It's a primal instinct where animals instinctively hide pain because it makes them appear weak in the food chain. A rabid animal is in severe pain so it lashes out in order give a sense it is not weakened, but will kick your butt if you try to eat it.
 

OttaMattaPia

Newly Enlightened
Joined
Dec 3, 2016
Messages
129
https://www.medicalnewstoday.com/articles/181980#symptoms

What you need to know about rabies


Incubation

Incubation is the time before symptoms appear. It usually lasts from 2–3 months and varies from 1 week to 1 year, depending on where the virus entered the body and the number of viral particles involved. The closer the bite is to the brain, the sooner the effects are likely to appear.

By the time symptoms appear, rabies is usually fatal. Anyone who has exposure to the virus should seek medical help immediately, without waiting for symptoms.
 

ironhorse

Enlightened
Joined
Sep 8, 2008
Messages
494
Location
Pennsylvania
You run the risk of falling in love with it. I'd recommend dry food, fresh water, and you'd have the expense of cat litter and vet bills. Well worth it.
 

SCEMan

Flashlight Enthusiast
Joined
Nov 6, 2005
Messages
1,479
Location
Treasure Valley, ID
I took in a stray cat that used to wake us up going through our trash cans when I lived in an apartment in the early 80's. "Fleetwood" (his buddy was "Mac") turned out to be my best friend until he passed in 95'.
 

raggie33

*the raggedier*
Joined
Aug 11, 2003
Messages
11,015
great advice everyone he is my only offline freind i was so worried when he didnt show up for a while he is very sweet and furry. im pretty sure ive known him for a few years but he wanst as furry. but back then he would folllow me around like a dog
 

raggie33

*the raggedier*
Joined
Aug 11, 2003
Messages
11,015
weird just this very moment i recalled as a kid a cat attaccking us weird becuase criiters always have loved me
 

Hooked on Fenix

Flashlight Enthusiast
Joined
Dec 13, 2007
Messages
2,368
If you're worried about rabies, set out a cage trap for it and take it to the vet to get checked out. My sister has taken in a few stray cats. Two after their mother gave birth on her porch, and one a little older. With cats, if they are very young, they will do fine living indoors (after you potty train them to use a litter box). It doesn't take long for the young ones to become feral, and when that happens, watch yourself if you want to take one in. The third cat my sister took in was borderline feral.

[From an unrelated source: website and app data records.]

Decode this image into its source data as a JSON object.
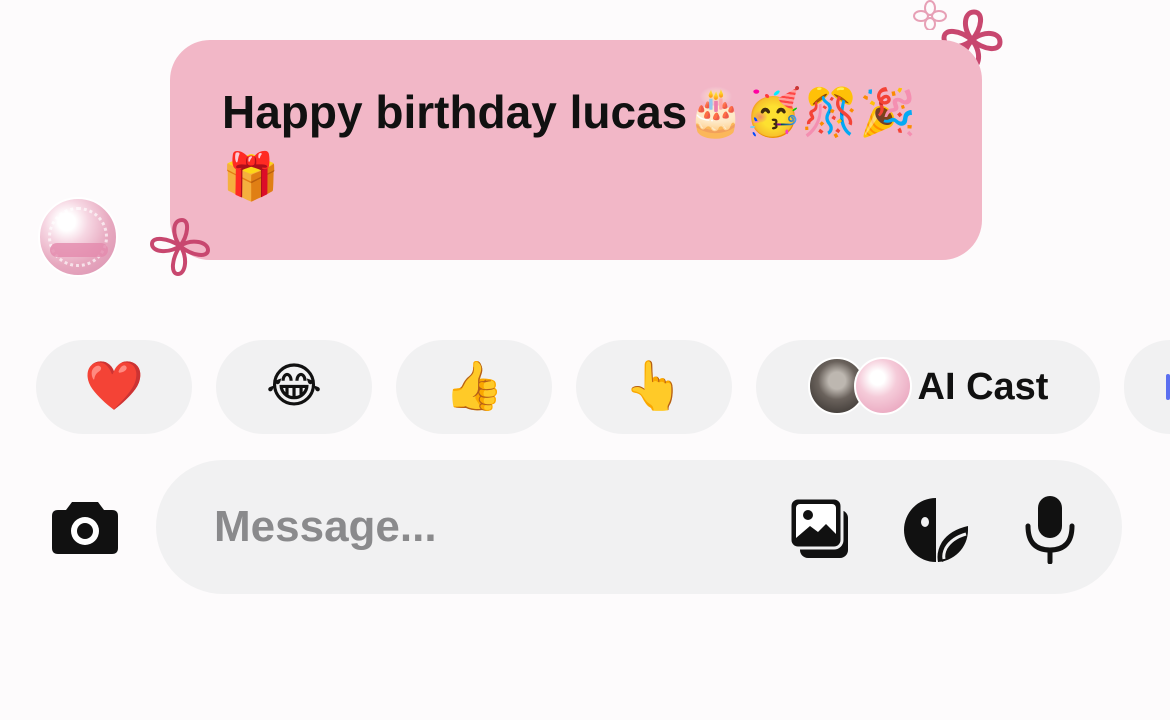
{
  "message": {
    "text": "Happy birthday lucas🎂🥳🎊🎉🎁"
  },
  "reactions": [
    {
      "emoji": "❤️",
      "icon": "heart-icon"
    },
    {
      "emoji": "😂",
      "icon": "tears-of-joy-icon"
    },
    {
      "emoji": "👍",
      "icon": "thumbs-up-icon"
    },
    {
      "emoji": "👆",
      "icon": "pointing-up-icon"
    }
  ],
  "cast": {
    "label": "AI Cast"
  },
  "composer": {
    "placeholder": "Message...",
    "value": ""
  },
  "colors": {
    "bubble": "#f2b7c7",
    "pill": "#f1f1f2",
    "flower": "#c8476f"
  }
}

It eventually adapted to living indoors, but it was a long process. It bit and scratched my sister's kids constantly and tore up furniture. It punched me in the face. The cat has a mean left hook. It's a southpaw. If the cat is feral, it's a risk to take it in even if it doesn't have rabies. For a feral cat, maybe make a box shelter for it outside (like a dog house) and feed it there rather than bring it inside.
 

jtr1962

Flashaholic
Joined
Nov 22, 2003
Messages
6,343
Location
Flushing, NY
If you can afford to take it in. You won't regret it. I've had nine cats in my life so far. I was very close to two of them but I loved them all. Cats are great friends, great companions, easy to care for, and nice to cuddle with on cold days.
 

defloyd77

Flashlight Enthusiast
Joined
May 10, 2007
Messages
2,352
Location
Wisconsin
Is it a male or female?

I have quite a bit of experience with regards to taking in feral cats. All 4 of my current kitties were feral,2 of them took many, many years to establish trust with.

I'm not going to lie, if you bring it in, it won't be cheap. You'll need to get it seen by a vet, tested, vaccinated and treated. You will also need to get it fixed, otherwise it's going to want to mark it's territory inside and sneak outside, often not coming back for days.

As far as non financial risk to yourself, it doesn't seem like you're dealing with a cat with rabies and have already established a connection with the kitty, your biggest risk would probably be it getting angry at you for not letting it out. Getting it fixed will help with that. Good luck!
 
Top